-- Try it --
All that is needed is the listing, given back exactly.

*** Opening of Dataset records ***

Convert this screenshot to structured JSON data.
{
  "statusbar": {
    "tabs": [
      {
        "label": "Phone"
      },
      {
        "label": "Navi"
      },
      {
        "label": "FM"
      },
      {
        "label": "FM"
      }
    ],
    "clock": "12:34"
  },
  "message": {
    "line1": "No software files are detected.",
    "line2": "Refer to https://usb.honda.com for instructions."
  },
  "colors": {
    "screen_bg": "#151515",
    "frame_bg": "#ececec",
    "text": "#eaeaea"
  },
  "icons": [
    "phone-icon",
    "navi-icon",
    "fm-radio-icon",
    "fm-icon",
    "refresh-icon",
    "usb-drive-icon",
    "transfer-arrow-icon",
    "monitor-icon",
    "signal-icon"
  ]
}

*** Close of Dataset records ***

-- Exercise output --
Convert this screenshot to structured JSON data.
{
  "statusbar": {
    "tabs": [
      {
        "label": "Phone"
      },
      {
        "label": "Navi"
      },
      {
        "label": "FM"
      },
      {
        "label": "FM"
      }
    ],
    "clock": "12:34"
  },
  "message": {
    "line1": "No software files are detected.",
    "line2": "Refer to https://usb.honda.com for instructions."
  },
  "colors": {
    "screen_bg": "#151515",
    "frame_bg": "#ececec",
    "text": "#eaeaea"
  },
  "icons": [
    "phone-icon",
    "navi-icon",
    "fm-radio-icon",
    "fm-icon",
    "refresh-icon",
    "usb-drive-icon",
    "transfer-arrow-icon",
    "monitor-icon",
    "signal-icon"
  ]
}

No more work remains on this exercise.